cemetery cades cove
April 30, 2021

When you explore Great Smoky Mountains National Park, you are constantly reminded that people once lived here with remains such as old cabins, churches, homesteads, and cemeteries. In fact, there are more than 150 documented cemeteries within the boundary of the park that offer a glimpse into past burial customs, religious beliefs, and cultural influences! Here are 4 cemeteries that are a fascinating part of Great Smoky Mountains National Park history:

1. Little Greenbrier Cemetery

little greenbrier cemetery

Another one of the cemeteries that is a fascinating part of Great Smoky Mountains National Park history is the Little Greenbrier Cemetery in the Metcalf Bottoms area of the park. This cemetery is directly next to the Little Greenbrier School, which might come as a surprise since you would normally expect to find a playground! This is because the school also served as the community’s church, which was a common practice in rural areas. A few of the original tombstones still have legible inscriptions, but most of them have faded away over the years. Some living family members have replaced the deteriorating stones with a granite memorial that is placed at the base of the old stone.

2. Primitive Baptist Church Cemetery

The Primitive Baptist Church is located on the Cades Cove Loop Road and was established in 1827, although the current building was constructed in 1887. The church cemetery surrounds the building and is fairly large, containing about 300 plots. This is where you will find the gravestones for many of the early settlers of Cades Cove, including the very first settlers, John Oliver and his wife. Their cabin is located on the loop road just before reaching the church. The Primitive Baptist Church Cemetery is also the resting place for Russell Gregory, who was the founder of Gregory’s Bald. His tombstone reads “murdered by North Carolina rebels” due to his involvement in leading an ambush of confederate soldiers with his son, Charles Gregory.

3. Ownby Cemetery

porters creek trail

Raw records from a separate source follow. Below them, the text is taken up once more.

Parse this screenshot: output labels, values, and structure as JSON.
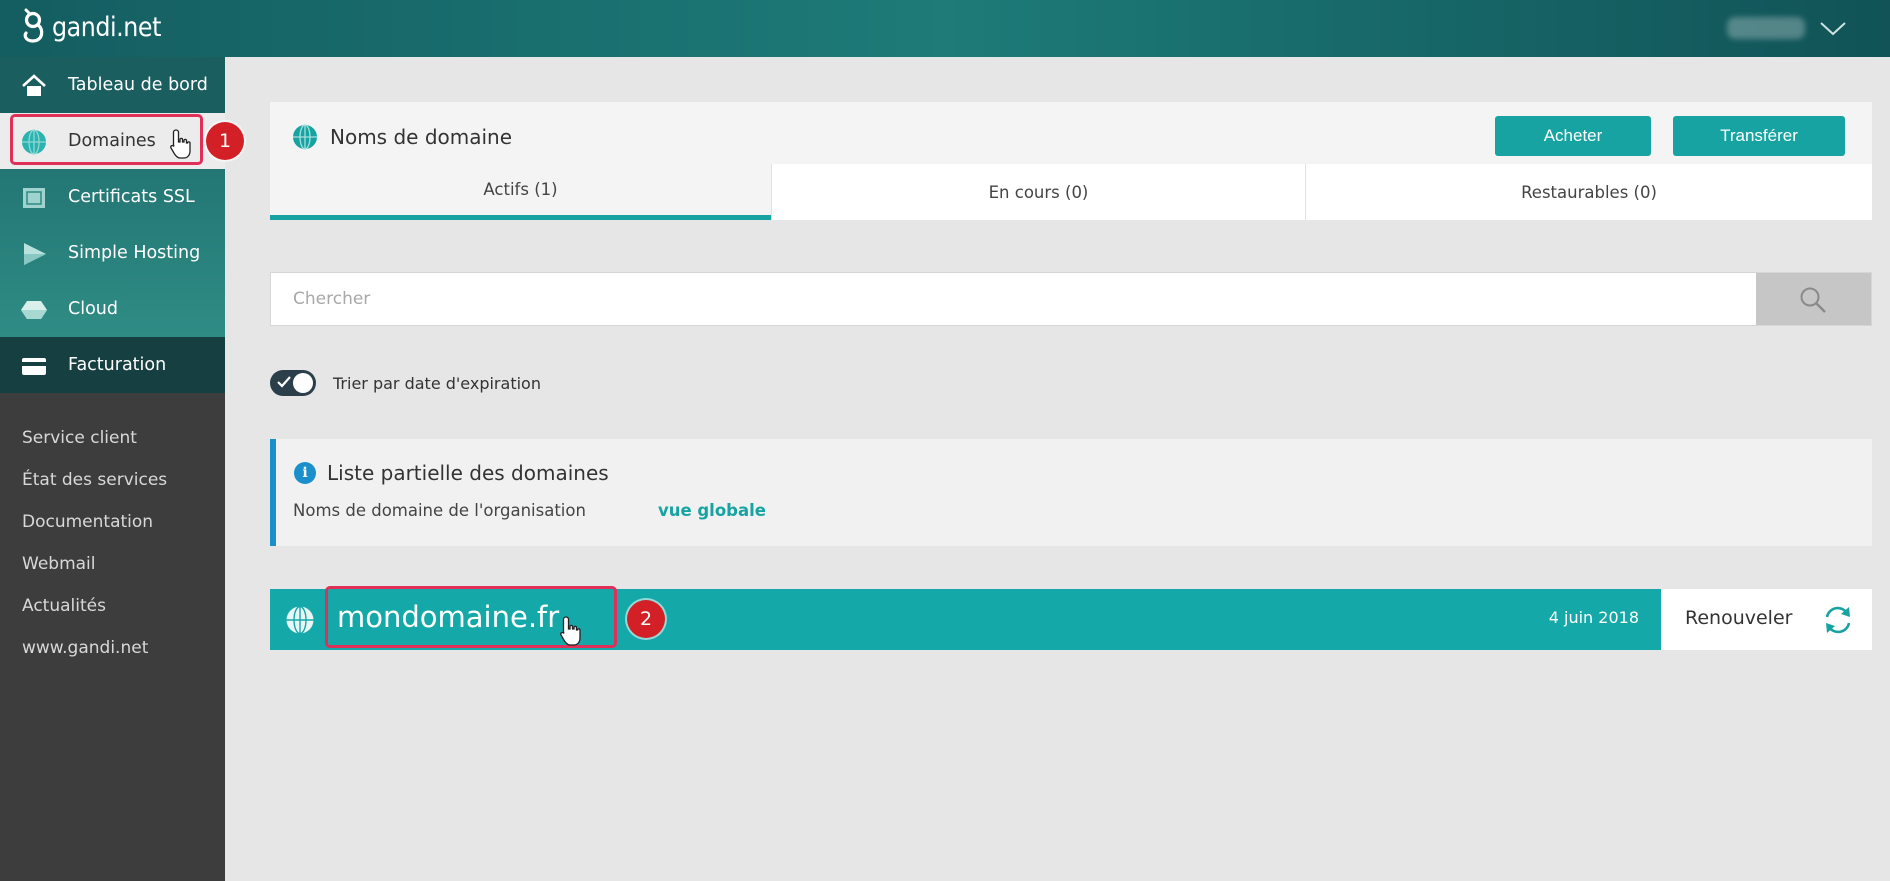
{
  "app": {
    "logo_text": "gandi.net"
  },
  "sidebar": {
    "items": [
      {
        "label": "Tableau de bord",
        "icon": "home-icon"
      },
      {
        "label": "Domaines",
        "icon": "globe-icon"
      },
      {
        "label": "Certificats SSL",
        "icon": "certificate-icon"
      },
      {
        "label": "Simple Hosting",
        "icon": "play-icon"
      },
      {
        "label": "Cloud",
        "icon": "cube-icon"
      },
      {
        "label": "Facturation",
        "icon": "card-icon"
      }
    ],
    "secondary": [
      {
        "label": "Service client"
      },
      {
        "label": "État des services"
      },
      {
        "label": "Documentation"
      },
      {
        "label": "Webmail"
      },
      {
        "label": "Actualités"
      },
      {
        "label": "www.gandi.net"
      }
    ]
  },
  "annotations": {
    "step1": "1",
    "step2": "2"
  },
  "main": {
    "title": "Noms de domaine",
    "buy_label": "Acheter",
    "transfer_label": "Transférer",
    "tabs": [
      {
        "label": "Actifs (1)",
        "active": true
      },
      {
        "label": "En cours (0)",
        "active": false
      },
      {
        "label": "Restaurables (0)",
        "active": false
      }
    ],
    "search": {
      "placeholder": "Chercher"
    },
    "sort_toggle": {
      "label": "Trier par date d'expiration",
      "on": true
    },
    "notice": {
      "title": "Liste partielle des domaines",
      "text": "Noms de domaine de l'organisation",
      "link": "vue globale"
    },
    "domains": [
      {
        "name": "mondomaine.fr",
        "expiry": "4 juin 2018",
        "renew_label": "Renouveler"
      }
    ]
  },
  "colors": {
    "accent": "#17a3a1",
    "annotation": "#e0305a",
    "badge": "#d32026",
    "info": "#1a8fcc"
  }
}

The Ownby Cemetery is located about 0.8 of a mile down the Porters Creek Trail in the Greenbrier section of the park and gets its name from Joel Ownby, an early Greenbrier settler who lived from 1836 to 1909. The Ownbys and Whaleys were the first families to settle the Greenbrier region, and members of both families are buried in this cemetery. This is also the burial site for others who lived in the area, including the grave for Union soldier David Proffitt.

4. Plemmons Cemetery

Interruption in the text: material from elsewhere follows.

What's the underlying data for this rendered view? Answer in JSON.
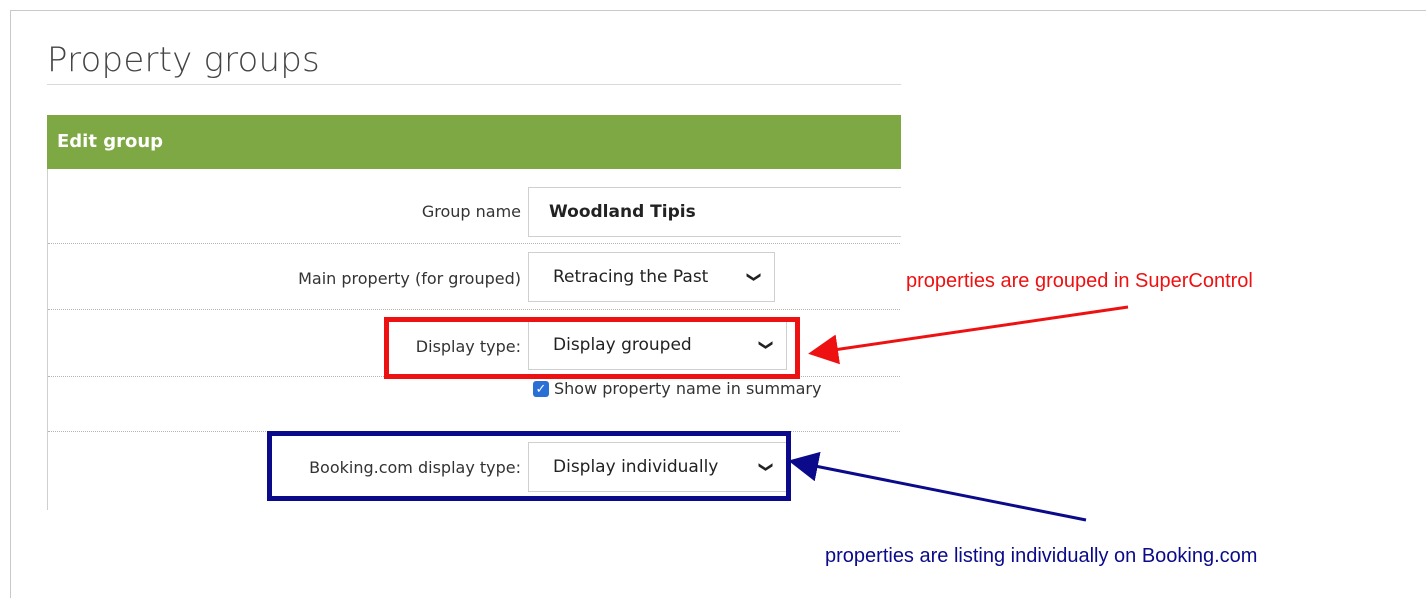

The Plemmons Cemetery is one of the largest cemeteries in Great Smoky Mountains National Park and is not far from the Greenbrier Picnic Area but must be accessed by a dirt road that blocks vehicle access. The cemetery name comes from David Plemmons, the last preacher of the church that once stood on this land. He donated the land for the cemetery expansion shortly before everything was purchased by the state government, and it is now the home of more than 700 graves. While viewing the tombstones, you will find many names that are familiar to the area including Whaley, Mayes, Ownby, Cantrell, Husky, Bohanan, and Rayfield.

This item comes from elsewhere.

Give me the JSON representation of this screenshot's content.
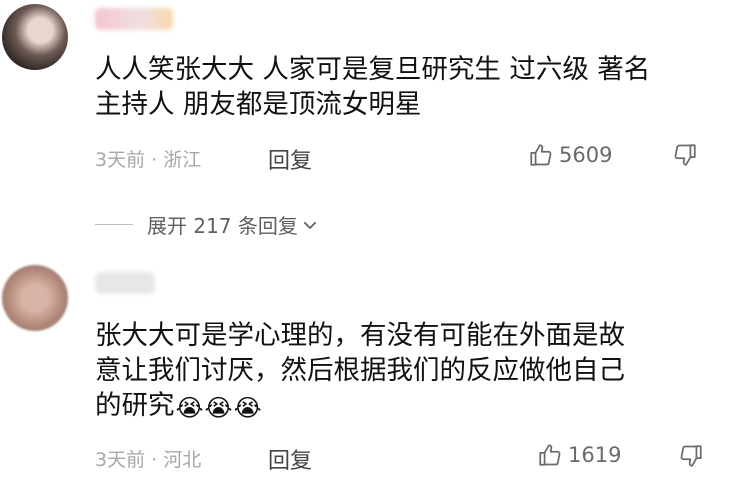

Now that you are familiar with the historic cemeteries of the Smokies, you can find out even more fascinating information about Great Smoky Mountains National Park history! Click here to learn about the top historical places in the National Park!